[Opening Provided entries section]

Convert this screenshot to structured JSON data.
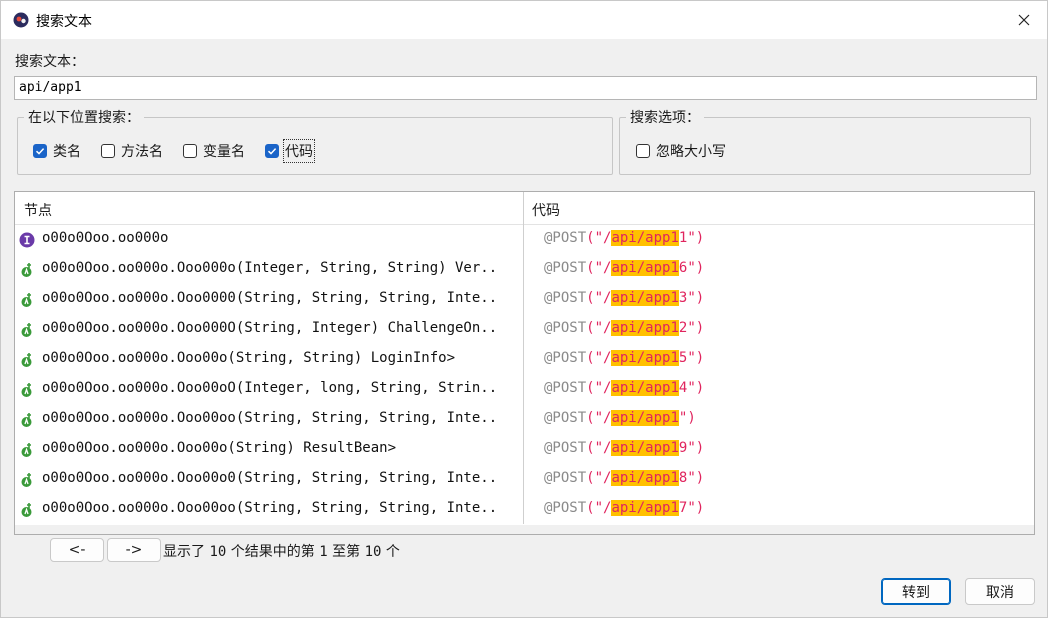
{
  "window": {
    "title": "搜索文本"
  },
  "search": {
    "label": "搜索文本：",
    "value": "api/app1"
  },
  "location_group": {
    "legend": "在以下位置搜索：",
    "options": [
      {
        "label": "类名",
        "checked": true
      },
      {
        "label": "方法名",
        "checked": false
      },
      {
        "label": "变量名",
        "checked": false
      },
      {
        "label": "代码",
        "checked": true
      }
    ]
  },
  "options_group": {
    "legend": "搜索选项：",
    "options": [
      {
        "label": "忽略大小写",
        "checked": false
      }
    ]
  },
  "table": {
    "columns": [
      "节点",
      "代码"
    ],
    "rows": [
      {
        "icon": "interface-icon",
        "node": "o00o0Ooo.oo000o",
        "code_prefix": "@POST",
        "code_open": "(\"/",
        "code_match": "api/app1",
        "code_rest": "1\")"
      },
      {
        "icon": "method-icon",
        "node": "o00o0Ooo.oo000o.Ooo000o(Integer, String, String) Ver..",
        "code_prefix": "@POST",
        "code_open": "(\"/",
        "code_match": "api/app1",
        "code_rest": "6\")"
      },
      {
        "icon": "method-icon",
        "node": "o00o0Ooo.oo000o.Ooo0000(String, String, String, Inte..",
        "code_prefix": "@POST",
        "code_open": "(\"/",
        "code_match": "api/app1",
        "code_rest": "3\")"
      },
      {
        "icon": "method-icon",
        "node": "o00o0Ooo.oo000o.Ooo000O(String, Integer) ChallengeOn..",
        "code_prefix": "@POST",
        "code_open": "(\"/",
        "code_match": "api/app1",
        "code_rest": "2\")"
      },
      {
        "icon": "method-icon",
        "node": "o00o0Ooo.oo000o.Ooo00o(String, String) LoginInfo>",
        "code_prefix": "@POST",
        "code_open": "(\"/",
        "code_match": "api/app1",
        "code_rest": "5\")"
      },
      {
        "icon": "method-icon",
        "node": "o00o0Ooo.oo000o.Ooo00oO(Integer, long, String, Strin..",
        "code_prefix": "@POST",
        "code_open": "(\"/",
        "code_match": "api/app1",
        "code_rest": "4\")"
      },
      {
        "icon": "method-icon",
        "node": "o00o0Ooo.oo000o.Ooo00oo(String, String, String, Inte..",
        "code_prefix": "@POST",
        "code_open": "(\"/",
        "code_match": "api/app1",
        "code_rest": "\")"
      },
      {
        "icon": "method-icon",
        "node": "o00o0Ooo.oo000o.Ooo00o(String) ResultBean>",
        "code_prefix": "@POST",
        "code_open": "(\"/",
        "code_match": "api/app1",
        "code_rest": "9\")"
      },
      {
        "icon": "method-icon",
        "node": "o00o0Ooo.oo000o.Ooo00o0(String, String, String, Inte..",
        "code_prefix": "@POST",
        "code_open": "(\"/",
        "code_match": "api/app1",
        "code_rest": "8\")"
      },
      {
        "icon": "method-icon",
        "node": "o00o0Ooo.oo000o.Ooo00oo(String, String, String, Inte..",
        "code_prefix": "@POST",
        "code_open": "(\"/",
        "code_match": "api/app1",
        "code_rest": "7\")"
      }
    ]
  },
  "pager": {
    "prev_label": "<-",
    "next_label": "->",
    "status_a": "显示了 ",
    "total": "10",
    "status_b": " 个结果中的第 ",
    "from": "1",
    "status_c": " 至第 ",
    "to": "10",
    "status_d": " 个"
  },
  "buttons": {
    "go": "转到",
    "cancel": "取消"
  },
  "colors": {
    "accent": "#1a64c8",
    "highlight": "#ffc000",
    "string": "#e0245e",
    "annotation": "#8a8a8a",
    "method_icon": "#3a9a3a",
    "interface_icon": "#6a3aa8"
  }
}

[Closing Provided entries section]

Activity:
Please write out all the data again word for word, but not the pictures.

Answer for the task:
Convert this screenshot to structured JSON data.
{
  "window": {
    "title": "搜索文本"
  },
  "search": {
    "label": "搜索文本：",
    "value": "api/app1"
  },
  "location_group": {
    "legend": "在以下位置搜索：",
    "options": [
      {
        "label": "类名",
        "checked": true
      },
      {
        "label": "方法名",
        "checked": false
      },
      {
        "label": "变量名",
        "checked": false
      },
      {
        "label": "代码",
        "checked": true
      }
    ]
  },
  "options_group": {
    "legend": "搜索选项：",
    "options": [
      {
        "label": "忽略大小写",
        "checked": false
      }
    ]
  },
  "table": {
    "columns": [
      "节点",
      "代码"
    ],
    "rows": [
      {
        "icon": "interface-icon",
        "node": "o00o0Ooo.oo000o",
        "code_prefix": "@POST",
        "code_open": "(\"/",
        "code_match": "api/app1",
        "code_rest": "1\")"
      },
      {
        "icon": "method-icon",
        "node": "o00o0Ooo.oo000o.Ooo000o(Integer, String, String) Ver..",
        "code_prefix": "@POST",
        "code_open": "(\"/",
        "code_match": "api/app1",
        "code_rest": "6\")"
      },
      {
        "icon": "method-icon",
        "node": "o00o0Ooo.oo000o.Ooo0000(String, String, String, Inte..",
        "code_prefix": "@POST",
        "code_open": "(\"/",
        "code_match": "api/app1",
        "code_rest": "3\")"
      },
      {
        "icon": "method-icon",
        "node": "o00o0Ooo.oo000o.Ooo000O(String, Integer) ChallengeOn..",
        "code_prefix": "@POST",
        "code_open": "(\"/",
        "code_match": "api/app1",
        "code_rest": "2\")"
      },
      {
        "icon": "method-icon",
        "node": "o00o0Ooo.oo000o.Ooo00o(String, String) LoginInfo>",
        "code_prefix": "@POST",
        "code_open": "(\"/",
        "code_match": "api/app1",
        "code_rest": "5\")"
      },
      {
        "icon": "method-icon",
        "node": "o00o0Ooo.oo000o.Ooo00oO(Integer, long, String, Strin..",
        "code_prefix": "@POST",
        "code_open": "(\"/",
        "code_match": "api/app1",
        "code_rest": "4\")"
      },
      {
        "icon": "method-icon",
        "node": "o00o0Ooo.oo000o.Ooo00oo(String, String, String, Inte..",
        "code_prefix": "@POST",
        "code_open": "(\"/",
        "code_match": "api/app1",
        "code_rest": "\")"
      },
      {
        "icon": "method-icon",
        "node": "o00o0Ooo.oo000o.Ooo00o(String) ResultBean>",
        "code_prefix": "@POST",
        "code_open": "(\"/",
        "code_match": "api/app1",
        "code_rest": "9\")"
      },
      {
        "icon": "method-icon",
        "node": "o00o0Ooo.oo000o.Ooo00o0(String, String, String, Inte..",
        "code_prefix": "@POST",
        "code_open": "(\"/",
        "code_match": "api/app1",
        "code_rest": "8\")"
      },
      {
        "icon": "method-icon",
        "node": "o00o0Ooo.oo000o.Ooo00oo(String, String, String, Inte..",
        "code_prefix": "@POST",
        "code_open": "(\"/",
        "code_match": "api/app1",
        "code_rest": "7\")"
      }
    ]
  },
  "pager": {
    "prev_label": "<-",
    "next_label": "->",
    "status_a": "显示了 ",
    "total": "10",
    "status_b": " 个结果中的第 ",
    "from": "1",
    "status_c": " 至第 ",
    "to": "10",
    "status_d": " 个"
  },
  "buttons": {
    "go": "转到",
    "cancel": "取消"
  },
  "colors": {
    "accent": "#1a64c8",
    "highlight": "#ffc000",
    "string": "#e0245e",
    "annotation": "#8a8a8a",
    "method_icon": "#3a9a3a",
    "interface_icon": "#6a3aa8"
  }
}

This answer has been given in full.